- The other does not enjoy their home environment. They are trying to make themselves at home somewhere else.
- The other cat is greedy.
- You fed this other cat while their owner was at work or out of town. This means they now assume that you will do so whenever they are hungry.
Whatever the reason, this is not a behavior that you will want to encourage. Despite this, you don’t want to upset your neighbor with your treatment of their pet. It’s a fine balancing act.
You could try the following techniques:
- Make a loud noise to distract the other cat when they approach your cat’s food bowl. They will soon get jittery and stop trying to get in.
- Invest in an infrared cat flap that reacts to a unique collar. This is expensive, but it is a failsafe security measure.
- Change your cats feeding routine to a time that the other cat tends not to be around.
- Move your cat’s food bowl behind a closed door, elsewhere in the house. You can let your cat in to eat before letting them out again. This may not work if your cat enjoys grazing.
- Change your cat’s food to something the other feline finds less appealing.
- Lock all your doors and windows, and shutter down the cat flap. This may not work if your cat likes to wander and roam. Sometimes, however, desperate times call for desperate measures.
One essential thing is to ensure that your neighbor does not have the same problem. If their cat is eating your cat’s food because your cat is eating theirs, things could be awkward.
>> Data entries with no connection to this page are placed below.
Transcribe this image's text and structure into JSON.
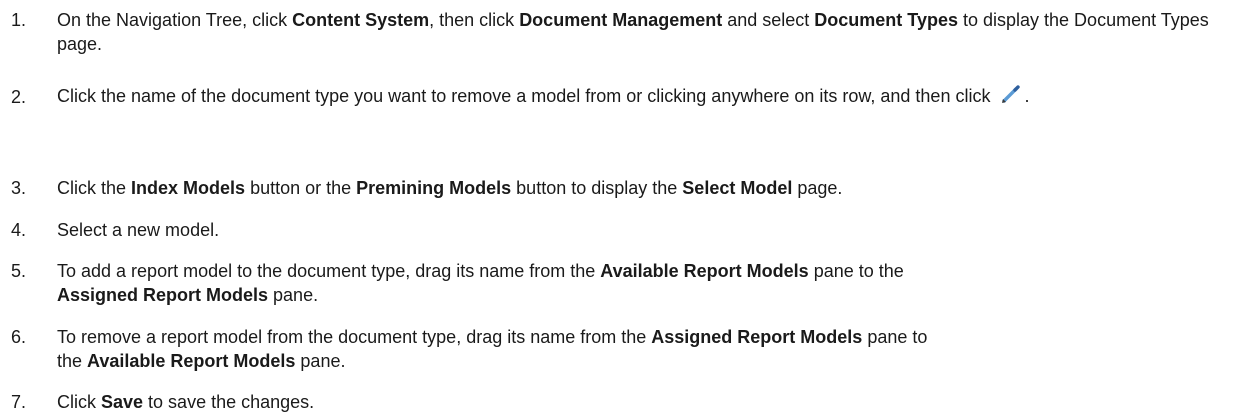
{
  "steps": [
    {
      "number": "1.",
      "parts": [
        {
          "text": "On the Navigation Tree, click "
        },
        {
          "text": "Content System",
          "bold": true
        },
        {
          "text": ", then click "
        },
        {
          "text": "Document Management",
          "bold": true
        },
        {
          "text": " and select "
        },
        {
          "text": "Document Types",
          "bold": true
        },
        {
          "text": " to display the Document Types page."
        }
      ]
    },
    {
      "number": "2.",
      "parts": [
        {
          "text": "Click the name of the document type you want to remove a model from or clicking anywhere on its row, and then click"
        },
        {
          "icon": "edit-pencil-icon"
        },
        {
          "text": "."
        }
      ]
    },
    {
      "number": "3.",
      "parts": [
        {
          "text": "Click the "
        },
        {
          "text": "Index Models",
          "bold": true
        },
        {
          "text": " button or the "
        },
        {
          "text": "Premining Models",
          "bold": true
        },
        {
          "text": " button to display the "
        },
        {
          "text": "Select Model",
          "bold": true
        },
        {
          "text": " page."
        }
      ]
    },
    {
      "number": "4.",
      "parts": [
        {
          "text": "Select a new model."
        }
      ]
    },
    {
      "number": "5.",
      "parts": [
        {
          "text": "To add a report model to the document type, drag its name from the "
        },
        {
          "text": "Available Report Models",
          "bold": true
        },
        {
          "text": " pane to the "
        },
        {
          "text": "Assigned Report Models",
          "bold": true
        },
        {
          "text": " pane."
        }
      ]
    },
    {
      "number": "6.",
      "parts": [
        {
          "text": "To remove a report model from the document type, drag its name from the "
        },
        {
          "text": "Assigned Report Models",
          "bold": true
        },
        {
          "text": " pane to the "
        },
        {
          "text": "Available Report Models",
          "bold": true
        },
        {
          "text": " pane."
        }
      ]
    },
    {
      "number": "7.",
      "parts": [
        {
          "text": "Click "
        },
        {
          "text": "Save",
          "bold": true
        },
        {
          "text": " to save the changes."
        }
      ]
    }
  ]
}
Neighbors feeding our cats, no matter how well-meaning, can be troublesome. It can play havoc with our pet’s delicate diets, and confuse them as to where home really is.
Conversation, and polite explanations, can go a long way. If your neighbor shrugs and claims you’re overreacting, you may need to keep your cat indoors. It seems cruel initially, but your pet will eventually settle down into its new routine.